> [What is required] Select and copy out every line in the records containing "Release".

> [Supplied data]
════════
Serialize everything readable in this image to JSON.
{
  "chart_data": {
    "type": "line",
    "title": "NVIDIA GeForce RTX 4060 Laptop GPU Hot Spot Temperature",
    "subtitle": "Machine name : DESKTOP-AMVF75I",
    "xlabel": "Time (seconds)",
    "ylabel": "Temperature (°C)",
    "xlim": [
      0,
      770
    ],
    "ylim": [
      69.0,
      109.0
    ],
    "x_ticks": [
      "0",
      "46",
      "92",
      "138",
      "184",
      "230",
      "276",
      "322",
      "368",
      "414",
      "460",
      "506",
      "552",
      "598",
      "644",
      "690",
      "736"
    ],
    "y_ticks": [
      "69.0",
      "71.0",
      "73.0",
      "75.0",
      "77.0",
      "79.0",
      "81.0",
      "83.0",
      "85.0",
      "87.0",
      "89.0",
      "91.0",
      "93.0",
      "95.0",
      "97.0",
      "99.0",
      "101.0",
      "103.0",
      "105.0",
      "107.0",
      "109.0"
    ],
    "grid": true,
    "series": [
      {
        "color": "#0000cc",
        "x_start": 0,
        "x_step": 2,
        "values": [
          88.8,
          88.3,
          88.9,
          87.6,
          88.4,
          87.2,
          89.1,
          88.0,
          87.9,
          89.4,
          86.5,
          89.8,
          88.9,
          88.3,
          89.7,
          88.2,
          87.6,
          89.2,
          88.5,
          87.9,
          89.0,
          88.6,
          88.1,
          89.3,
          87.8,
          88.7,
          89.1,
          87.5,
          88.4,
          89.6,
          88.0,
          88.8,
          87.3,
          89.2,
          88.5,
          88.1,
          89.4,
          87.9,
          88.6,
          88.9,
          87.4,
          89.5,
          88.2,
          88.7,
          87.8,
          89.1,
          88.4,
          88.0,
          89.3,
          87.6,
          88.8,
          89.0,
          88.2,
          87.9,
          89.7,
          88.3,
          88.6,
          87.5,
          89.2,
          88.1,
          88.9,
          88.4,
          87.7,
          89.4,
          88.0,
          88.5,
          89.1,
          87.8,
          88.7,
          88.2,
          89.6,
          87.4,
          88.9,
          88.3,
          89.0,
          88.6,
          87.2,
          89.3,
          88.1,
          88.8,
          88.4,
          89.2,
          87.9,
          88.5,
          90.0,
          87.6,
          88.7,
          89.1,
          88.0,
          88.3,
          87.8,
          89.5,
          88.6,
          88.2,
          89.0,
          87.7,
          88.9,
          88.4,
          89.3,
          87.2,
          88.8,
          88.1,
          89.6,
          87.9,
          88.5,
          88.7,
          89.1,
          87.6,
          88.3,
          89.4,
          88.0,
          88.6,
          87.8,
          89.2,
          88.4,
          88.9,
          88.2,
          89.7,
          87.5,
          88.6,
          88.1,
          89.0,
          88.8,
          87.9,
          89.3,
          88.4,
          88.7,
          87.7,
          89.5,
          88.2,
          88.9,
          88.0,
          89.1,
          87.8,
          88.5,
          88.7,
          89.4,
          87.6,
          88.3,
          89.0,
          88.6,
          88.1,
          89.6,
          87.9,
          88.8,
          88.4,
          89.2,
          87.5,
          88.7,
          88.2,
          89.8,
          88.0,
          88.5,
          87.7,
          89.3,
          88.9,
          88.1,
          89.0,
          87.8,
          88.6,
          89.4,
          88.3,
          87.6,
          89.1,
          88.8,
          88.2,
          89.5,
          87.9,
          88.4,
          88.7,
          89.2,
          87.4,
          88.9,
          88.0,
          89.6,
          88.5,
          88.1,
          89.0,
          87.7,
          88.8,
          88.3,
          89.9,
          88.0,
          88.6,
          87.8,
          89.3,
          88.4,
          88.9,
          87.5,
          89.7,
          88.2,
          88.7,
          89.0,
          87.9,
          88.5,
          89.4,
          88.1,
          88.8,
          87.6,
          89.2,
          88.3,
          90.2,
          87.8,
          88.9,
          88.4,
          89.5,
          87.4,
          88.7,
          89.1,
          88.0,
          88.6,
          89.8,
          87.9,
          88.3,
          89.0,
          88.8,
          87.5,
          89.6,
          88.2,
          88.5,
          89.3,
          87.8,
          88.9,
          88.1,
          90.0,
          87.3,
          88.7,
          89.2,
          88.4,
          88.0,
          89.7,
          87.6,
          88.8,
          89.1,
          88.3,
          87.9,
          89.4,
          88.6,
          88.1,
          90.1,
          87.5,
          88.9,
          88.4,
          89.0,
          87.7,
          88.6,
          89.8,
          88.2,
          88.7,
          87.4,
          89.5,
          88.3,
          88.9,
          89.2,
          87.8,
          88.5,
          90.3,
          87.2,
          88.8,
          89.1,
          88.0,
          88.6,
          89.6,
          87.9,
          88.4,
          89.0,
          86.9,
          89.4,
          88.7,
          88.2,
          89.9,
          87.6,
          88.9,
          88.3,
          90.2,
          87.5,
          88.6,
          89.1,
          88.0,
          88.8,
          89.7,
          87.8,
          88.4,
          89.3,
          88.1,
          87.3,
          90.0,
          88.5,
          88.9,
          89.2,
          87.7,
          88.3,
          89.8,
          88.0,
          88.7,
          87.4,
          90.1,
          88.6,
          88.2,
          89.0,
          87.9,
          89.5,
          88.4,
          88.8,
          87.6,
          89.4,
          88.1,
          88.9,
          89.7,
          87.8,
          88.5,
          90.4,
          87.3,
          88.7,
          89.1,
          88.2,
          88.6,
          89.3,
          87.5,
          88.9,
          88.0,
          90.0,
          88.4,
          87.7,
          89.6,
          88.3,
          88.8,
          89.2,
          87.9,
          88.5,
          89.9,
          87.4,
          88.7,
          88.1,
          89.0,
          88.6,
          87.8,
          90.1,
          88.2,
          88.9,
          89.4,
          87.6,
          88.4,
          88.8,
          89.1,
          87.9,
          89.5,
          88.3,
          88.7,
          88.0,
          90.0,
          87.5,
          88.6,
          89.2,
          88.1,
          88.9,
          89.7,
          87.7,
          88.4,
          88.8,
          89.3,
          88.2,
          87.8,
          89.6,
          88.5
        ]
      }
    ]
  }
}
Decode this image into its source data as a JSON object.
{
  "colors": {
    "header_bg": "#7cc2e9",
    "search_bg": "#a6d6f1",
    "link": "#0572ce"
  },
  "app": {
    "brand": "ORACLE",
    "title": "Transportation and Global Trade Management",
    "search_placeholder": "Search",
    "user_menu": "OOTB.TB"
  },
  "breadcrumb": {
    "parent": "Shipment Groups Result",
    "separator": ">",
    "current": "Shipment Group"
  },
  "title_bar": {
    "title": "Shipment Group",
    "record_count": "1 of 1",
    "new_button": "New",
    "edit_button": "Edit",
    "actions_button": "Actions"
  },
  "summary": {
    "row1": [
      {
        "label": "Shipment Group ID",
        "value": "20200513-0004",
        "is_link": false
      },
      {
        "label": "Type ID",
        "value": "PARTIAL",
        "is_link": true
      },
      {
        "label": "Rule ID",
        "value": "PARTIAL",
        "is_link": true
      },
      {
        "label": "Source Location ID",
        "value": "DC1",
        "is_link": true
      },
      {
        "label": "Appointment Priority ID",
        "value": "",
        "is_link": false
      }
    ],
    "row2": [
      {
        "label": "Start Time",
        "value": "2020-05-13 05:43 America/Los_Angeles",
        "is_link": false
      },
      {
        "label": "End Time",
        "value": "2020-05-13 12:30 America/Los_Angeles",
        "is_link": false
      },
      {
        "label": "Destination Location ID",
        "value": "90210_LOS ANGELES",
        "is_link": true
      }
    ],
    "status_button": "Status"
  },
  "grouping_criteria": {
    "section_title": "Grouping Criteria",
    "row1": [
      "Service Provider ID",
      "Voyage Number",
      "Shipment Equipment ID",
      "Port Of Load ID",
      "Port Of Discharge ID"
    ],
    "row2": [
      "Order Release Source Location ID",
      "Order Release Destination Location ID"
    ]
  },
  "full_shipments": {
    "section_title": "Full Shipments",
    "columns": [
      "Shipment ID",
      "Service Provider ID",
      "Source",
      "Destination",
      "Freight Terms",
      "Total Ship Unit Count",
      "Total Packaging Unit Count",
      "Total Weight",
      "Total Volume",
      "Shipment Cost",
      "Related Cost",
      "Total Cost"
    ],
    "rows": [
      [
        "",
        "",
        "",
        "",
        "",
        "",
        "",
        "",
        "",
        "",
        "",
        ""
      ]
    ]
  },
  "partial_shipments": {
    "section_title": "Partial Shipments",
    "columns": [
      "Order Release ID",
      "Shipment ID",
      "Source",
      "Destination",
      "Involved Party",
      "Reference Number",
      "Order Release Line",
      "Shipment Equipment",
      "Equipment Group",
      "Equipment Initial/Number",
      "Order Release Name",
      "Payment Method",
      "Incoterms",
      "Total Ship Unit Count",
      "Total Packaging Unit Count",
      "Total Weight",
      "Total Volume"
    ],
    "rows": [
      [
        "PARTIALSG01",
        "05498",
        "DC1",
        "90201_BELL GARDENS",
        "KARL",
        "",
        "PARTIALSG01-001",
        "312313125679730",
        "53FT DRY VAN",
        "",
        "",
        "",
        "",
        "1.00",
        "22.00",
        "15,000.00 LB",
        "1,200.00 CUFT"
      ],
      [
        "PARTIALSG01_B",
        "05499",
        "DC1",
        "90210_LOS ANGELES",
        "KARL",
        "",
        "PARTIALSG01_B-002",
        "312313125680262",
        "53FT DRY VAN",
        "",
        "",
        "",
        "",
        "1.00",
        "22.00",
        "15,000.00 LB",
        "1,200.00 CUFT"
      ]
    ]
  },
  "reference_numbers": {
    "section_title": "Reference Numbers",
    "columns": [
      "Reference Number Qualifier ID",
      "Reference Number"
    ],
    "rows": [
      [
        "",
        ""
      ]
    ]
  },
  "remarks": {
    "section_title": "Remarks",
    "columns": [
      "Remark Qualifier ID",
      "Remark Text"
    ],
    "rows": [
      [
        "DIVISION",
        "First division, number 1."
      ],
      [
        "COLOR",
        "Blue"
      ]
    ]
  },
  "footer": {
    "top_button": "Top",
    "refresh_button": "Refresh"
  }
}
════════
> [Output for this exercise]
      "Order Release Source Location ID",
      "Order Release Destination Location ID"
      "Order Release ID",
      "Order Release Line",
      "Order Release Name",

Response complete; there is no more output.